Poetically Speaking: Manic Pixie Dream Girl by Olivia Gatwood

This year I’m bringing back Poetically Speaking for National Poetry Month (April) to discuss some of my favorite poems. Today’s poem is “Manic Pixie Dream Girl” by Olivia Gatwood:

Manic pixie dream girl says, ‘have you heard this record?’
Manic pixie dream girl says let me save you with this record.
Let me put the headphones on for you, and smile, while you listen;
cut to your point of view, watch me smile while you listen.


Hear that? That’s the sound of you becoming a better person.
I’m gonna paint a picture of a bird on your beige wall without your permission and you’re gonna love it.
And you thought you hated birds.
See me? Encouraging you to take risks?
Manic pixie dream girl wants you to do something you’ve never done before.
Like go swing-dancing, or smile.


You wanna know my name? You never call me by it anyway.
If I had to guess, it would probably be a season, or after a dead actress who you loved as a child.
But this isn’t about me!
This is about you, and your cubicle job, your white bedroom, your white Honda, your white mother.


Manic pixie dream girl says I’m going to save you.
Says, don’t worry, you are still the lead role.

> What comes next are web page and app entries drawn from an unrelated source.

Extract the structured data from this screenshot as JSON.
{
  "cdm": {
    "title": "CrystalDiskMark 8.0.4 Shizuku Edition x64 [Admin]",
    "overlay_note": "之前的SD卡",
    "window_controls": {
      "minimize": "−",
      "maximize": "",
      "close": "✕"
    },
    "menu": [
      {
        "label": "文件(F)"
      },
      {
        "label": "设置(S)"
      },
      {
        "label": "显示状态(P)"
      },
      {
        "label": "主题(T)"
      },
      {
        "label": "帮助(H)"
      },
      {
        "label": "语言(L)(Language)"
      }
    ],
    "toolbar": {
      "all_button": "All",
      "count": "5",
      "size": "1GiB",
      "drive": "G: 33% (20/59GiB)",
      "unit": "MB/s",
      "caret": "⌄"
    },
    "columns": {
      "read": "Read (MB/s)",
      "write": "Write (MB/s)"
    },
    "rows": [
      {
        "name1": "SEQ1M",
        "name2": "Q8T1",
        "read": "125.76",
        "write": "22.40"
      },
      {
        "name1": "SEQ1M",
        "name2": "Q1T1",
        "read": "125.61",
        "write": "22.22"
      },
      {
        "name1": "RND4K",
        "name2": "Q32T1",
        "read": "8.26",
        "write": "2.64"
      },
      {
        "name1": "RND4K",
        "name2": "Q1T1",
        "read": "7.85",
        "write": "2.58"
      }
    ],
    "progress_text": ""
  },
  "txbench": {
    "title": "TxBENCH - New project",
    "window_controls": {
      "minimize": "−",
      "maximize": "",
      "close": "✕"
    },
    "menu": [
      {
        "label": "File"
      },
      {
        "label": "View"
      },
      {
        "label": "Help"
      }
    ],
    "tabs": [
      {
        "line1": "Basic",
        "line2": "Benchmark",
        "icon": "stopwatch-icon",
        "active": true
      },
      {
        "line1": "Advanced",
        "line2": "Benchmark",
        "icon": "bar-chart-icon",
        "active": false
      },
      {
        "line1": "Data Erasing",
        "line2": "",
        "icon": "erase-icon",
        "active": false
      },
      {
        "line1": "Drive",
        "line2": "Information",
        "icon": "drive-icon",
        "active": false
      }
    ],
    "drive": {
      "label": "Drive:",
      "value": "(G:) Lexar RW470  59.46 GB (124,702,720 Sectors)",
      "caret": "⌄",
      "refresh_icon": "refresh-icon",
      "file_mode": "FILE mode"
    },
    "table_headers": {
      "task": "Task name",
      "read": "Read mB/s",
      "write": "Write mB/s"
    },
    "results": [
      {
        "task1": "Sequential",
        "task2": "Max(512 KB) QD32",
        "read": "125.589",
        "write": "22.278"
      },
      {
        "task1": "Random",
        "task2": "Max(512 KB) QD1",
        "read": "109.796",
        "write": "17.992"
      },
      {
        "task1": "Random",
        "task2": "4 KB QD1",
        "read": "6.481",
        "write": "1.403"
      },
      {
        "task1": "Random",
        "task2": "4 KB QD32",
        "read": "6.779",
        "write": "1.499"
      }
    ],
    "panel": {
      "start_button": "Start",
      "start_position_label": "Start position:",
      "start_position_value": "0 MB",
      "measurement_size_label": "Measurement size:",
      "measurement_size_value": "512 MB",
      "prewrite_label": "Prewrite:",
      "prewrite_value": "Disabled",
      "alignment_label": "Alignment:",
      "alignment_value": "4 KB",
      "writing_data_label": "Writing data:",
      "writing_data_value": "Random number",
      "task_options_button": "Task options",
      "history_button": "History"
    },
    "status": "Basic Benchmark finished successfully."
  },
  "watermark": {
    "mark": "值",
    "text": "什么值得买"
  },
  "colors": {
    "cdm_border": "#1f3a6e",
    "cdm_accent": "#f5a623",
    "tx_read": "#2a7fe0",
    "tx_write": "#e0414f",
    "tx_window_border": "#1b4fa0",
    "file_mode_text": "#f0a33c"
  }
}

This is your love story about the way I teach you to live.
Everything they know about me they will learn when it is projected onto you, watch the way you pick up my bad habits and make them look good.
Manic pixie dream girl talks too much. Says bad words out loud and cries at the commercials.
That makes me a funny woman, right?
The kind people like to laugh at?
It’s easy to root for you when I act like this, so disagreeable, such a manic dream, dream girl, your almost broken accessory.


Manic pixie dream girls says let’s play make believe with my body.
I’ll be a vintage dress in an empty prescription bottle, good girl, just bad enough, a burp and a curtsy.
Let me be not too pretty, hair fried from all that pink dye, sex when you need it, puppet when you’re bored.
Let me build myself smaller than you, let me apologize when I get caught acting bigger than you.
Let me always wait for this, let me work for this.


The convenient thing about being a magical woman is that I can be gone as quickly as I came.
And when you are a whole person for the first time, the movie is over.
Manic pixie dream girl doesn’t go on; there’s no need for her anymore.
Manic pixie dream girl is too dream girl, and you just woke up.


Once, I told you I was afraid of my father, and for a moment, I looked so human, the audience lost interest.
You saw the crow’s feet at the sides of my eyes and a small chip on my front tooth.
I looked just like everyone else.

You can watch Gatwood read “Manic Pixie Dream Girl” here: https://www.youtube.com/watch?v=KJjJfE_QNMY

I found this poem last year after picking up Gatwood’s collection New American Best Friend. You can find Gatwood’s work online and buy her books on Bookshop.org

This is the kind of poem that I wish I had written myself. I love the imagery, the distinct details, and the way the poem dismantles the supposed mythic beauty of the manic pixie dream girl trope.

Every part of this poem is haunting, particularly the conclusion, but I especially like this line: “The convenient thing about being a magical woman is that I can be gone as quickly as I came.”